Would you please return the data below verbatim, without its pictures?

### DATA TO EXAMINE
======
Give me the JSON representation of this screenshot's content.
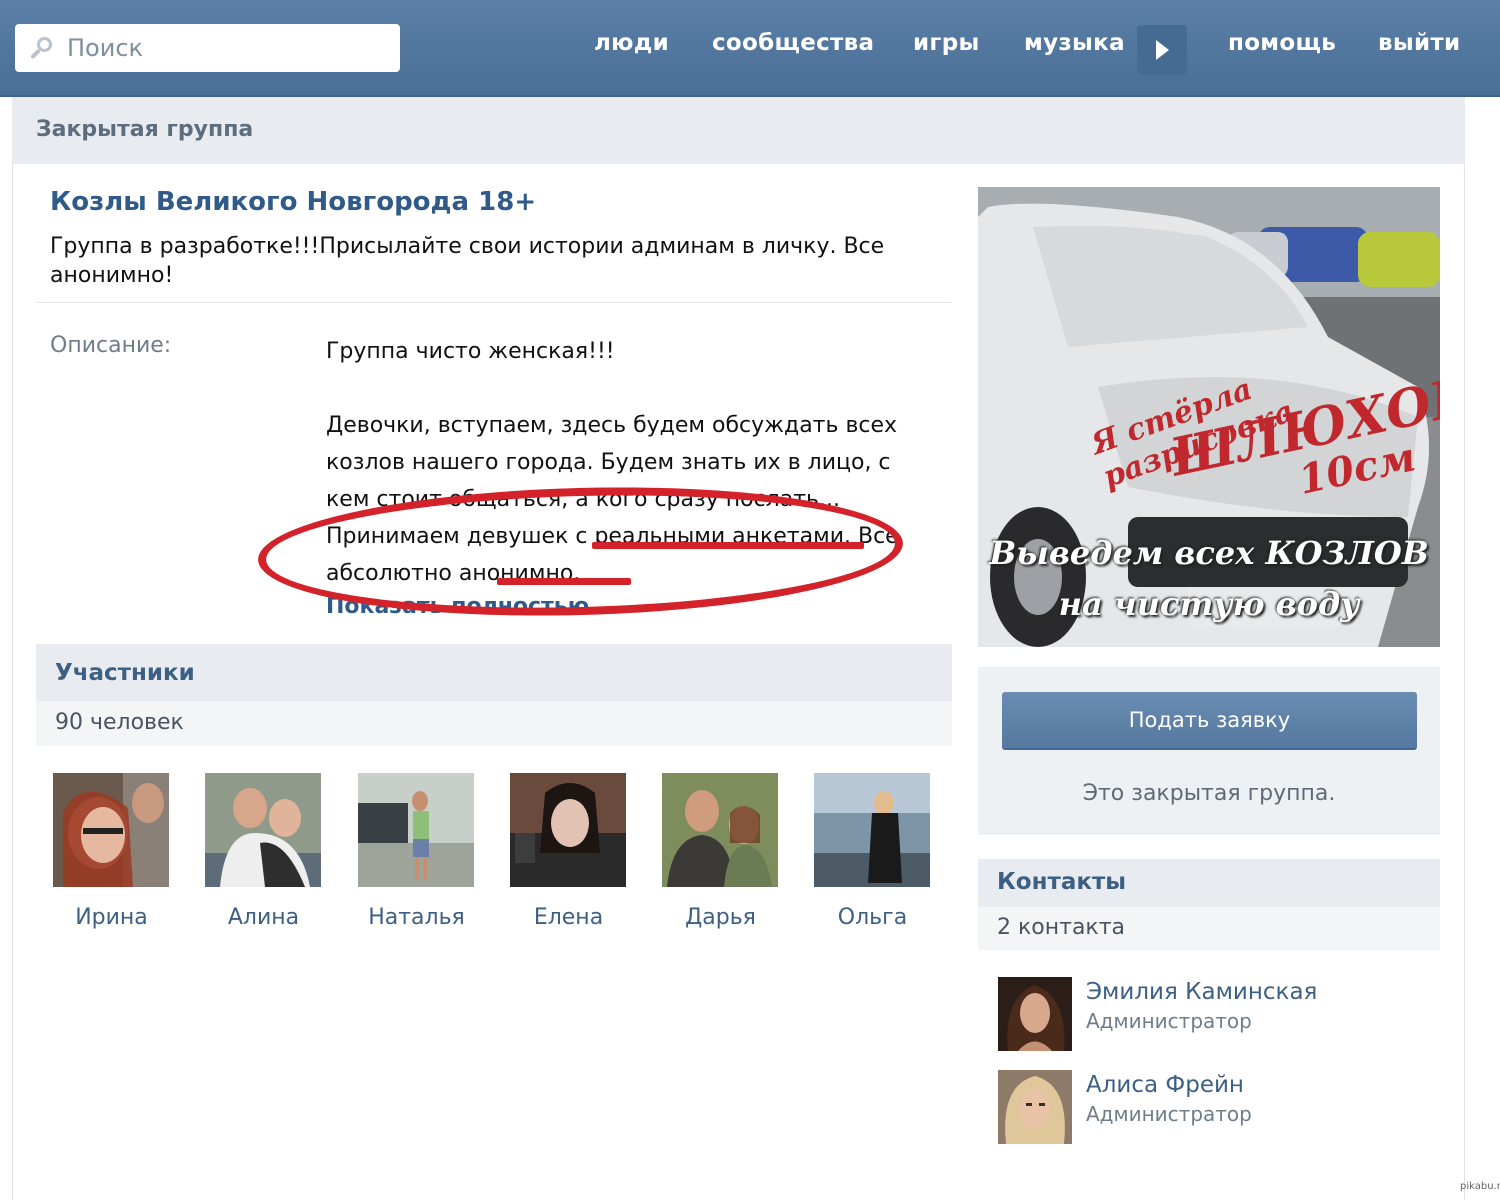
{
  "header": {
    "search_placeholder": "Поиск",
    "nav": [
      "люди",
      "сообщества",
      "игры",
      "музыка",
      "помощь",
      "выйти"
    ]
  },
  "page": {
    "closed_title": "Закрытая группа"
  },
  "group": {
    "name": "Козлы Великого Новгорода 18+",
    "status": "Группа в разработке!!!Присылайте свои истории админам в личку. Все анонимно!",
    "description_label": "Описание:",
    "description_p1": "Группа чисто женская!!!",
    "description_p2": "Девочки, вступаем, здесь будем обсуждать всех козлов нашего города. Будем знать их в лицо, с кем стоит общаться, а кого сразу послать... Принимаем девушек с реальными анкетами. Все абсолютно анонимно.",
    "show_more": "Показать полностью"
  },
  "members": {
    "title": "Участники",
    "count": "90 человек",
    "list": [
      {
        "name": "Ирина"
      },
      {
        "name": "Алина"
      },
      {
        "name": "Наталья"
      },
      {
        "name": "Елена"
      },
      {
        "name": "Дарья"
      },
      {
        "name": "Ольга"
      }
    ]
  },
  "cover": {
    "caption_line1": "Выведем всех КОЗЛОВ",
    "caption_line2": "на чистую воду"
  },
  "join": {
    "button": "Подать заявку",
    "note": "Это закрытая группа."
  },
  "contacts": {
    "title": "Контакты",
    "count": "2 контакта",
    "list": [
      {
        "name": "Эмилия Каминская",
        "role": "Администратор"
      },
      {
        "name": "Алиса Фрейн",
        "role": "Администратор"
      }
    ]
  },
  "colors": {
    "topbar": "#4a6f98",
    "link": "#2f5a8a",
    "annotation": "#d4222a"
  },
  "watermark": "pikabu.ru"
}
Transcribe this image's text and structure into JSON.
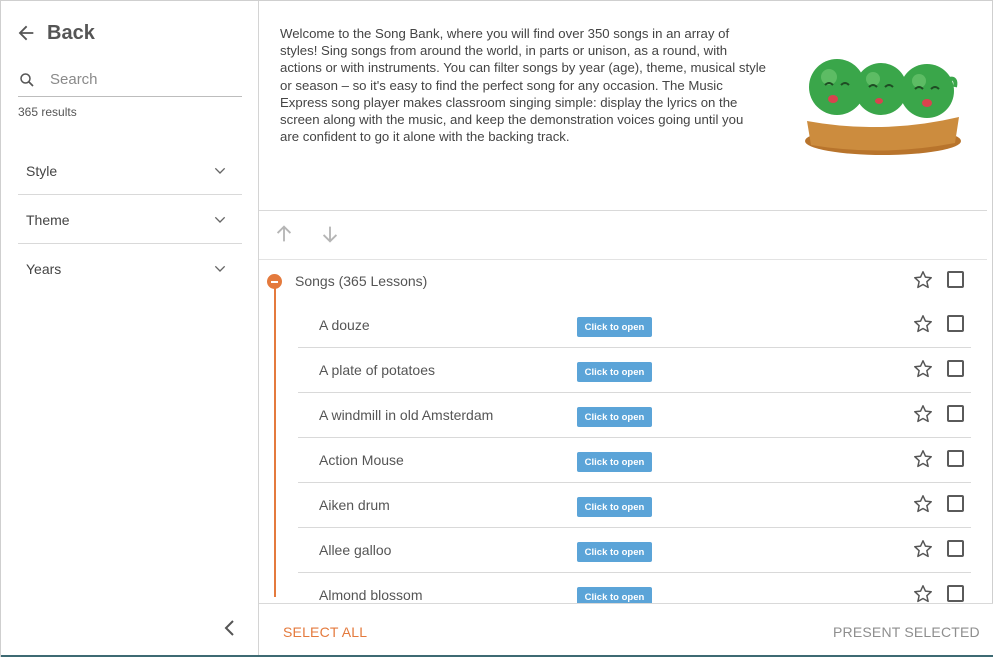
{
  "sidebar": {
    "back_label": "Back",
    "search_placeholder": "Search",
    "results_count": "365 results",
    "filters": [
      {
        "label": "Style"
      },
      {
        "label": "Theme"
      },
      {
        "label": "Years"
      }
    ]
  },
  "main": {
    "intro": "Welcome to the Song Bank, where you will find over 350 songs in an array of styles! Sing songs from around the world, in parts or unison, as a round, with actions or with instruments. You can filter songs by year (age), theme, musical style or season – so it's easy to find the perfect song for any occasion. The Music Express song player makes classroom singing simple: display the lyrics on the screen along with the music, and keep the demonstration voices going until you are confident to go it alone with the backing track.",
    "group_title": "Songs (365 Lessons)",
    "open_button_label": "Click to open",
    "songs": [
      {
        "title": "A douze"
      },
      {
        "title": "A plate of potatoes"
      },
      {
        "title": "A windmill in old Amsterdam"
      },
      {
        "title": "Action Mouse"
      },
      {
        "title": "Aiken drum"
      },
      {
        "title": "Allee galloo"
      },
      {
        "title": "Almond blossom"
      }
    ]
  },
  "footer": {
    "select_all": "SELECT ALL",
    "present_selected": "PRESENT SELECTED"
  },
  "colors": {
    "accent_orange": "#e47a3d",
    "button_blue": "#5ba4d8",
    "pea_green": "#3aa64a",
    "basket_brown": "#c98a3a"
  }
}
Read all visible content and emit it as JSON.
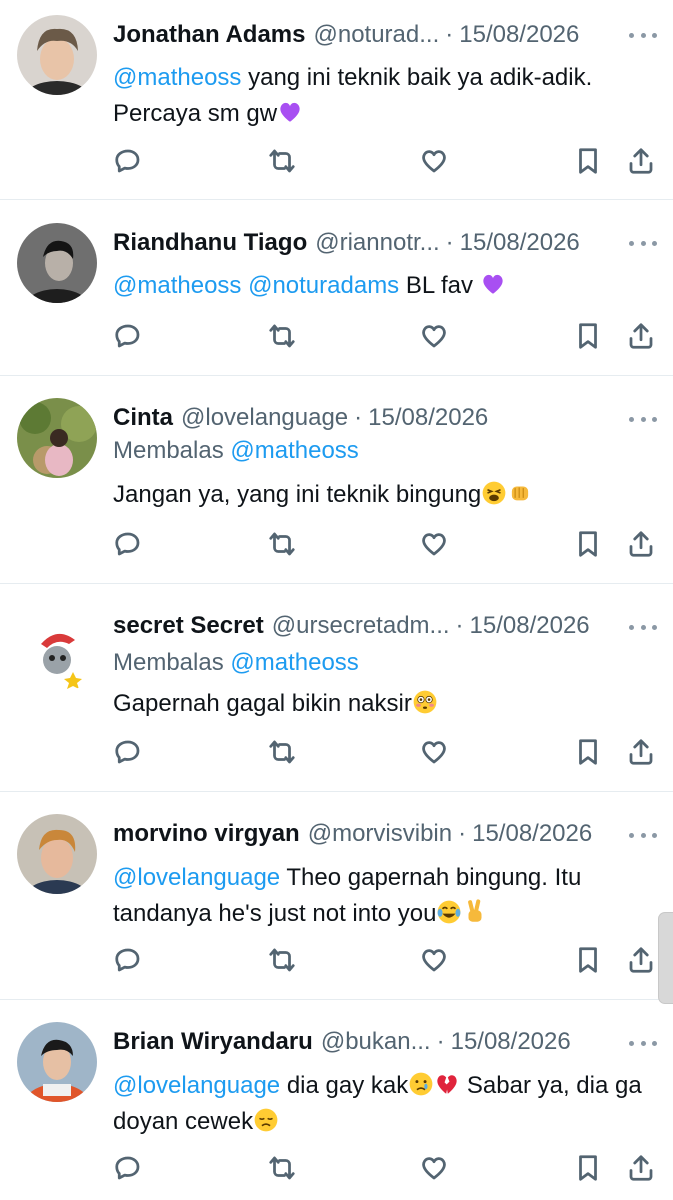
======
### OUTPUT
Give me the JSON representation of this screenshot's content.
{
  "header": {
    "search_placeholder": "Поиск",
    "nav": [
      "люди",
      "сообщества",
      "игры",
      "музыка",
      "помощь",
      "выйти"
    ]
  },
  "page": {
    "closed_title": "Закрытая группа"
  },
  "group": {
    "name": "Козлы Великого Новгорода 18+",
    "status": "Группа в разработке!!!Присылайте свои истории админам в личку. Все анонимно!",
    "description_label": "Описание:",
    "description_p1": "Группа чисто женская!!!",
    "description_p2": "Девочки, вступаем, здесь будем обсуждать всех козлов нашего города. Будем знать их в лицо, с кем стоит общаться, а кого сразу послать... Принимаем девушек с реальными анкетами. Все абсолютно анонимно.",
    "show_more": "Показать полностью"
  },
  "members": {
    "title": "Участники",
    "count": "90 человек",
    "list": [
      {
        "name": "Ирина"
      },
      {
        "name": "Алина"
      },
      {
        "name": "Наталья"
      },
      {
        "name": "Елена"
      },
      {
        "name": "Дарья"
      },
      {
        "name": "Ольга"
      }
    ]
  },
  "cover": {
    "caption_line1": "Выведем всех КОЗЛОВ",
    "caption_line2": "на чистую воду"
  },
  "join": {
    "button": "Подать заявку",
    "note": "Это закрытая группа."
  },
  "contacts": {
    "title": "Контакты",
    "count": "2 контакта",
    "list": [
      {
        "name": "Эмилия Каминская",
        "role": "Администратор"
      },
      {
        "name": "Алиса Фрейн",
        "role": "Администратор"
      }
    ]
  },
  "colors": {
    "topbar": "#4a6f98",
    "link": "#2f5a8a",
    "annotation": "#d4222a"
  },
  "watermark": "pikabu.ru"
}
Transcribe this image's text and structure into JSON.
{
  "sidebar": {
    "back_label": "Back",
    "search_placeholder": "Search",
    "results_count": "365 results",
    "filters": [
      {
        "label": "Style"
      },
      {
        "label": "Theme"
      },
      {
        "label": "Years"
      }
    ]
  },
  "main": {
    "intro": "Welcome to the Song Bank, where you will find over 350 songs in an array of styles! Sing songs from around the world, in parts or unison, as a round, with actions or with instruments. You can filter songs by year (age), theme, musical style or season – so it's easy to find the perfect song for any occasion. The Music Express song player makes classroom singing simple: display the lyrics on the screen along with the music, and keep the demonstration voices going until you are confident to go it alone with the backing track.",
    "group_title": "Songs (365 Lessons)",
    "open_button_label": "Click to open",
    "songs": [
      {
        "title": "A douze"
      },
      {
        "title": "A plate of potatoes"
      },
      {
        "title": "A windmill in old Amsterdam"
      },
      {
        "title": "Action Mouse"
      },
      {
        "title": "Aiken drum"
      },
      {
        "title": "Allee galloo"
      },
      {
        "title": "Almond blossom"
      }
    ]
  },
  "footer": {
    "select_all": "SELECT ALL",
    "present_selected": "PRESENT SELECTED"
  },
  "colors": {
    "accent_orange": "#e47a3d",
    "button_blue": "#5ba4d8",
    "pea_green": "#3aa64a",
    "basket_brown": "#c98a3a"
  }
}
Read all visible content and emit it as JSON.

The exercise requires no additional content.